This article features the latest episode of The AR Show. Based on a new collaboration, episode coverage now joins AR Insider’s editorial flow including narrative insights and audio. See past and future episodes here or subscribe.
Though it’s not always the case, past behavior can indicate future outcomes. There are several lessons from the past few decades of tech evolution that can inform AR strategic planning or product road maps. This is an exercise in choosing the right lessons and, as always, timing.
This was one theme AR Insider’s Mike Boland discussed with Jason McDowall on the latest episode of the AR Show. With an eye to AR’s continued evolution and cultural adoption, what can we learn from how things played out in the web and mobile revolutions of the past few decades?
The smartphone revolution is obviously closer to memory. And there, we can look to things like market pacing and killer app timing. It took a few years and new/native thinking before we ended up with smartphone killer apps. Sometimes we forget that this cycle took a few years.

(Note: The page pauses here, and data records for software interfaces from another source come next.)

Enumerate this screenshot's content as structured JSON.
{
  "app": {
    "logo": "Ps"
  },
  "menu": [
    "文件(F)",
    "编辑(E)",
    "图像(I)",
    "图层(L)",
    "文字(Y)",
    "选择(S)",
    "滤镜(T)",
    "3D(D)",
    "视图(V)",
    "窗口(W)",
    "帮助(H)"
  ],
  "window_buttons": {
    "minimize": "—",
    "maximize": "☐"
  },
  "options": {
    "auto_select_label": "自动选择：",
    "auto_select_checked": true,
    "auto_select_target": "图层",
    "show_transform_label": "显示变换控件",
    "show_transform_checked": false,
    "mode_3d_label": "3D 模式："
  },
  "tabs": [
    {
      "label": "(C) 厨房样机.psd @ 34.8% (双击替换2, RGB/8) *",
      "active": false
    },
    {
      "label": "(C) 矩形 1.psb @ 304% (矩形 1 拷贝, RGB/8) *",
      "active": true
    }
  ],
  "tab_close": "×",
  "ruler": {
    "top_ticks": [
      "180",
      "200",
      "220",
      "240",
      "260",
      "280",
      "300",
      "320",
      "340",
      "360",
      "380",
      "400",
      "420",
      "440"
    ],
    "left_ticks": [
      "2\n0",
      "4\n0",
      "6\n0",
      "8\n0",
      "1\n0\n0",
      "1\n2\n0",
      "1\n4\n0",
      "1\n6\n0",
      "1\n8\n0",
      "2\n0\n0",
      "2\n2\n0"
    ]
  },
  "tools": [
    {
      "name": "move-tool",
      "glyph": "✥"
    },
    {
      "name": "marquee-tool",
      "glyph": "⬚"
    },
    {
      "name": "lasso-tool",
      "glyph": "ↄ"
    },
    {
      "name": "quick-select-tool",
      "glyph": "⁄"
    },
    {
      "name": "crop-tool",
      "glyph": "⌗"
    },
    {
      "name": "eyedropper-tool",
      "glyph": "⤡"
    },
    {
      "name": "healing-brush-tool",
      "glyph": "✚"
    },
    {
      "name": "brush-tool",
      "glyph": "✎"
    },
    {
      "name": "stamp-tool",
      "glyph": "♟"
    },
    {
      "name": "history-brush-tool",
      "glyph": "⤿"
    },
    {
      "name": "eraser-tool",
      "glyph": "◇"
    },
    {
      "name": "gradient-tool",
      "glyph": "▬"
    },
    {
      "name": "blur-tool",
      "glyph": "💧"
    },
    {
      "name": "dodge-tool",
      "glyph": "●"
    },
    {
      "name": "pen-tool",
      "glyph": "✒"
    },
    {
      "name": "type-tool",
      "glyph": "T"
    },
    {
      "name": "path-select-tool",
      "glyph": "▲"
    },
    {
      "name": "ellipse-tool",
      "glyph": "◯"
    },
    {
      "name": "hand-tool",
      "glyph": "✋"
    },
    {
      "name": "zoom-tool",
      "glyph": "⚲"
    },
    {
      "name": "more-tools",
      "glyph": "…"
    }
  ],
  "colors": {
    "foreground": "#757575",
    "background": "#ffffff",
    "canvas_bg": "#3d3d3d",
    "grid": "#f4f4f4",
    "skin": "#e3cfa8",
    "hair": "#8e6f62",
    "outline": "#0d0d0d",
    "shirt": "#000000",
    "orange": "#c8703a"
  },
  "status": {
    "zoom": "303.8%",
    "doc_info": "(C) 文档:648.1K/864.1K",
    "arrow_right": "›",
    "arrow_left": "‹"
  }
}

“We often forget that when the iPhone came out in 2007, high penetration levels didn’t happen until about three years later. And it wasn’t till a year later in 2008, that there was even an app store…. Applying that to today is interesting and, in some ways encouraging, because a lot of people are pointing at AR and saying ‘where’s the killer app?’… So if we count from the June 2017 launch of ARkit, three years from there is June 2020. So I think if we don’t see killer apps at that point or after, then we can start to worry.”
The big question that follows is what will those killer apps be. Again looking to historical lessons, killer apps aren’t often the sexy and novel things that capture all the initial excitement, but rather boring, mundane utilities that follow. These generally have higher frequency and value.
“I think some of the current use cases like sharing socially-infused visual lenses with friends, the novelty on that could wear off… I think ‘boring’ is going to win, like mundane use cases that are more high frequency. If you think about the killer apps on the web, it’s not sexy stuff. It’s email, search, news, social networking. So if we’re going to get to some of those bigger numbers and inch towards mainstream use, it’s going to be some of those things that are more mundane but more frequent and useful things throughout peoples’ day.”
Beyond the “when?” and “what?” there’s the question of “who?”. The ‘big 5’ continue to develop AR platforms. They’re acting in self-interested ways, but could they also pave the roads and accelerate AR? And is there room for all of them, just like they coexist in other areas of tech?
Boland and McDowall run through each of these players — Apple, Google, Facebook, Amazon and Microsoft — to compare and contrast their AR ambitions. They also discuss Snap, given its leading position in generating AR ad revenues. Collectively, where does this all point?
“When you look at [the big five’s] motivations for investing in various points of the spatial computing spectrum, they’re all different. But there’s one common thread, which is to protect, grow, and pave the future path for their core businesses. The reason that’s important is that if we can answer the question of ‘why?’ and what their motivations are, we can triangulate where they’re going, which is valuable for startups and anyone working on product roadmaps. The gravitational pull of these companies can pull the market along with them.”
For example, Apple has the most amount of AR speculation surrounding it, including potential AR glasses. But using the above construct, what are its motivations? This could point to a full suite of wearables (including glasses) that succeeds the iPhone as Cupertino’s cash cow.
As we examined recently, this fits Apple’s need to prolong the life of the iPhone through phone-tethered AR glasses. But also works towards its succession plan. And a constellation of wearables fits another key Apple M.O.: locking us in with greater incentive for multi-device ownership.
“It’s not just the glasses. I think it’s this holistic suite of wearables where you have line-of-sight graphical annotations from glasses; biometric tracking and information delivered to your watch; and Airpods as a gateway to audible AR. Another thing Apple does is they like locking you into an ecosystem. And when you have three different devices — glasses, watch, hearables — the whole is greater than the sum of its parts, and the incentive to get all three is very much the ARPU (average revenue per user) metrics that Apple loves.”
It’s also about a hardware installed base, which is developing along several vectors including mobile devices, AR glasses and hearables. We’re far from where we need to be given about 334 million mobile AR active users, and 130,000 AR headsets. And it will take a while to get there.
The target (which applies to VR too) is 100 million units. As we saw with smartphones and other hardware, historically that’s the magic number where you start to see a flywheel effect between consumer adoption and incentivized content creation… followed by further device penetration.
“Once you pass 100 million, there becomes this kind of flywheel effect, where there is incentive for developers and content creators pay attention to and build for those platforms. Then there’s more content on those platforms. So then it becomes more attractive to consumers. And that increased level of consumer further incentivize developers and it’s a virtuous cycle. Then the path to 200 million is a lot faster, and it just accelerates…. That’s what happened in the smartphone world, before things really started to take off.”
Check out the full episode for several other topics like hearables, AR’s societal benefit, seethrough optics vs. passthrough video, and lots of numbers.